> **WORK REQUIRED**:
Begin with the line containing "What data populates" and end with the last line of the data below; return those lines exactly, and only those.

> **INFORMATION GIVEN**:
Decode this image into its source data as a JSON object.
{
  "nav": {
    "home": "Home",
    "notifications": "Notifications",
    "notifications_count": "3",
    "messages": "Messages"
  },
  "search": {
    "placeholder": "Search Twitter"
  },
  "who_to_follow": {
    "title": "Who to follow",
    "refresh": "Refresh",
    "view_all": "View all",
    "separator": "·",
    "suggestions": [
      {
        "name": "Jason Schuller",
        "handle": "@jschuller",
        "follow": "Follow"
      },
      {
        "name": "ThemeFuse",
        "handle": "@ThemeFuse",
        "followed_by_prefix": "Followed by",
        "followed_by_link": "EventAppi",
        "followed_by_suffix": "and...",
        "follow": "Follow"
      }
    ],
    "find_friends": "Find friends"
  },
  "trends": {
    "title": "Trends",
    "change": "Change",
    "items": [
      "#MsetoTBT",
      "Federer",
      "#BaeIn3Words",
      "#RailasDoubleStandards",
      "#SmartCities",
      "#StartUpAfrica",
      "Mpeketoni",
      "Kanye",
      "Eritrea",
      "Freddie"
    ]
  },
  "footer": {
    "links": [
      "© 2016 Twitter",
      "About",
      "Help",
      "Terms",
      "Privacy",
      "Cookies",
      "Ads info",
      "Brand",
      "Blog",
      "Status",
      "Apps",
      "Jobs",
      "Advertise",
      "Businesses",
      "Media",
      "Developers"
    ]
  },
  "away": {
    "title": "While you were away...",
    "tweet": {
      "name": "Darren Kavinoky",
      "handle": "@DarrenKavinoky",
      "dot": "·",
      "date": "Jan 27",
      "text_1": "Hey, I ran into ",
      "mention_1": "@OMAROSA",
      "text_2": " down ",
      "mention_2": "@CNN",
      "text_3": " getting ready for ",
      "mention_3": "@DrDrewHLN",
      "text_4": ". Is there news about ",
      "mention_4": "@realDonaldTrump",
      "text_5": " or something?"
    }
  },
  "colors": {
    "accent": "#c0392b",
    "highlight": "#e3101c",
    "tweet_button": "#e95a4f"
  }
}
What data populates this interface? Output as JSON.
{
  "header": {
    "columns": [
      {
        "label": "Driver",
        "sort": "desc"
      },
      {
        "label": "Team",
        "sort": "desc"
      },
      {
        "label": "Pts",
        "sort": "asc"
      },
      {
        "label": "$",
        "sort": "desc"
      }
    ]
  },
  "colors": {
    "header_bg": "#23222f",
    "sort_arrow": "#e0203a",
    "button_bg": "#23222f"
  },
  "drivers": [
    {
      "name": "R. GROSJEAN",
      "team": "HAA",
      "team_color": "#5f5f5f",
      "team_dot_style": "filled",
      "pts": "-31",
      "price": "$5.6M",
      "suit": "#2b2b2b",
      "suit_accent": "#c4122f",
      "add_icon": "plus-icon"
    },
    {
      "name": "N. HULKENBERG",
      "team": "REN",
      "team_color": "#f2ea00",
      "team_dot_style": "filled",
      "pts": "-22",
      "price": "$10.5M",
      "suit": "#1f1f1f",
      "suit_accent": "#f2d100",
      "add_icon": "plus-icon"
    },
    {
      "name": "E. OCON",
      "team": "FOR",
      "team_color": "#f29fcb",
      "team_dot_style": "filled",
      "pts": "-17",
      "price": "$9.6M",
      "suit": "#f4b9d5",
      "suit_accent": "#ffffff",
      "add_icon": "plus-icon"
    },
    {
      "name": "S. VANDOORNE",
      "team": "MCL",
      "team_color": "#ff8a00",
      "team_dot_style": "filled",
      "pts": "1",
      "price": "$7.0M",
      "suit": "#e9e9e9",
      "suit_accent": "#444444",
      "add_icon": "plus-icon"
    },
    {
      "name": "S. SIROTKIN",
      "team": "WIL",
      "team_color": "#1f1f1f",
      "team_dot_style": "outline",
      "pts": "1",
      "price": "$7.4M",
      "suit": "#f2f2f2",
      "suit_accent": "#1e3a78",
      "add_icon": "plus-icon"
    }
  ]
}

> **ANSWER BELOW**:
What data populates this interface? Output as JSON.
{
  "header": {
    "columns": [
      {
        "label": "Driver",
        "sort": "desc"
      },
      {
        "label": "Team",
        "sort": "desc"
      },
      {
        "label": "Pts",
        "sort": "asc"
      },
      {
        "label": "$",
        "sort": "desc"
      }
    ]
  },
  "colors": {
    "header_bg": "#23222f",
    "sort_arrow": "#e0203a",
    "button_bg": "#23222f"
  },
  "drivers": [
    {
      "name": "R. GROSJEAN",
      "team": "HAA",
      "team_color": "#5f5f5f",
      "team_dot_style": "filled",
      "pts": "-31",
      "price": "$5.6M",
      "suit": "#2b2b2b",
      "suit_accent": "#c4122f",
      "add_icon": "plus-icon"
    },
    {
      "name": "N. HULKENBERG",
      "team": "REN",
      "team_color": "#f2ea00",
      "team_dot_style": "filled",
      "pts": "-22",
      "price": "$10.5M",
      "suit": "#1f1f1f",
      "suit_accent": "#f2d100",
      "add_icon": "plus-icon"
    },
    {
      "name": "E. OCON",
      "team": "FOR",
      "team_color": "#f29fcb",
      "team_dot_style": "filled",
      "pts": "-17",
      "price": "$9.6M",
      "suit": "#f4b9d5",
      "suit_accent": "#ffffff",
      "add_icon": "plus-icon"
    },
    {
      "name": "S. VANDOORNE",
      "team": "MCL",
      "team_color": "#ff8a00",
      "team_dot_style": "filled",
      "pts": "1",
      "price": "$7.0M",
      "suit": "#e9e9e9",
      "suit_accent": "#444444",
      "add_icon": "plus-icon"
    },
    {
      "name": "S. SIROTKIN",
      "team": "WIL",
      "team_color": "#1f1f1f",
      "team_dot_style": "outline",
      "pts": "1",
      "price": "$7.4M",
      "suit": "#f2f2f2",
      "suit_accent": "#1e3a78",
      "add_icon": "plus-icon"
    }
  ]
}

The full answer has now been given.